• [Supplied material]:
BEGIN
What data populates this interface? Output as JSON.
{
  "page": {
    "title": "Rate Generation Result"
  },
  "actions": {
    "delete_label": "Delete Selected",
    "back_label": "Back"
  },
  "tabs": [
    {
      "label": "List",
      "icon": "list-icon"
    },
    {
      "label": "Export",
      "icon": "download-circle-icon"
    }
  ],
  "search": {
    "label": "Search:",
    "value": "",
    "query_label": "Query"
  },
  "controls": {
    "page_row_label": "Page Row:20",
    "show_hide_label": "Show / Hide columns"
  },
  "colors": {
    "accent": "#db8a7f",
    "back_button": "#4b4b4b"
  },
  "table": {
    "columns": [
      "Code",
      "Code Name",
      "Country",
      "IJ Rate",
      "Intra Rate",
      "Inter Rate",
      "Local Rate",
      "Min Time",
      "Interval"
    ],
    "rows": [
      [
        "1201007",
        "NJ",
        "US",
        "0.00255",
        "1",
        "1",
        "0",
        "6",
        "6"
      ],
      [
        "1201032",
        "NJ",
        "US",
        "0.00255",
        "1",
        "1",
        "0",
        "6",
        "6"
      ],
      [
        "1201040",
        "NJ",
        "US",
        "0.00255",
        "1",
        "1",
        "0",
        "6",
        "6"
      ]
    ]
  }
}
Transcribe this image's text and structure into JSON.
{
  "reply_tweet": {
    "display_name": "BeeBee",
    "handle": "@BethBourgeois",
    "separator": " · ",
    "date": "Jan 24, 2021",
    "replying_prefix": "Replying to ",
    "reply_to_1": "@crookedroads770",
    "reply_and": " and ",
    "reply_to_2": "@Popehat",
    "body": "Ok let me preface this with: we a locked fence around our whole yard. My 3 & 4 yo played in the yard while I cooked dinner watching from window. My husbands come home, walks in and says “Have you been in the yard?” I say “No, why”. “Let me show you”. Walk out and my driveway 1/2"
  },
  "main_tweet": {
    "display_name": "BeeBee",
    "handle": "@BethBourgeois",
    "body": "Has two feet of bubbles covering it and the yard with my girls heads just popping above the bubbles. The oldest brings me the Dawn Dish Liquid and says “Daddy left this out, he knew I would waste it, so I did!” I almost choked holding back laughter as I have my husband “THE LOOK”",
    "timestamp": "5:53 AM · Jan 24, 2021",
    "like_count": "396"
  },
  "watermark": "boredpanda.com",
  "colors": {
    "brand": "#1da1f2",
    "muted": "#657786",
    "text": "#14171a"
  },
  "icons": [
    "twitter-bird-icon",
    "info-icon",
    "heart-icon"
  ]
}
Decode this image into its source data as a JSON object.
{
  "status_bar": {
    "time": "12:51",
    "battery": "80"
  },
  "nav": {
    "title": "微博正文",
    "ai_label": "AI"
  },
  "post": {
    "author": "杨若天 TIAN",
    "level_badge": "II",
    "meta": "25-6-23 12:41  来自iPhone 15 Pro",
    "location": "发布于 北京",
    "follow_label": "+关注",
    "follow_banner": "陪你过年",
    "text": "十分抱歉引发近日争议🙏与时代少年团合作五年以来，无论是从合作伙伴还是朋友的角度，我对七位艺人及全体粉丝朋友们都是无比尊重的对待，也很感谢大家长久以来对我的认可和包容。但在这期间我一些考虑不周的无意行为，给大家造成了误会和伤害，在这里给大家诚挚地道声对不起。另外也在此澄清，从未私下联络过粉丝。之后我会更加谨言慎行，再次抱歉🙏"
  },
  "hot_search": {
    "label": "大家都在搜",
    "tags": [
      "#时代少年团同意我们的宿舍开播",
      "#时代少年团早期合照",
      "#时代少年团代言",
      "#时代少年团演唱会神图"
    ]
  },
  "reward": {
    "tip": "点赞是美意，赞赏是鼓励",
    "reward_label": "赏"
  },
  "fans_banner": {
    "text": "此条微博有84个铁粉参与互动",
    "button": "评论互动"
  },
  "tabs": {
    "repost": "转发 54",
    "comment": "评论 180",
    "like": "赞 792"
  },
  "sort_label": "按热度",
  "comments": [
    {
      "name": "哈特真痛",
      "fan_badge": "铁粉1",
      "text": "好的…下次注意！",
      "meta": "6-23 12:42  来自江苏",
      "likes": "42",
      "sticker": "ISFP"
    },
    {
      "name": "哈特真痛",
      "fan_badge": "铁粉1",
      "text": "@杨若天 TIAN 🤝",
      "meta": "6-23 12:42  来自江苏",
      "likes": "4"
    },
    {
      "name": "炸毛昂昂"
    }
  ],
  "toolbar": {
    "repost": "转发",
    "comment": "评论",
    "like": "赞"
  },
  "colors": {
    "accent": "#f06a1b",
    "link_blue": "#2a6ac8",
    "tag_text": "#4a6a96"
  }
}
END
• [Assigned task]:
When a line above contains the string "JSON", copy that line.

• [The answer]:
What data populates this interface? Output as JSON.
Transcribe this image's text and structure into JSON.
Decode this image into its source data as a JSON object.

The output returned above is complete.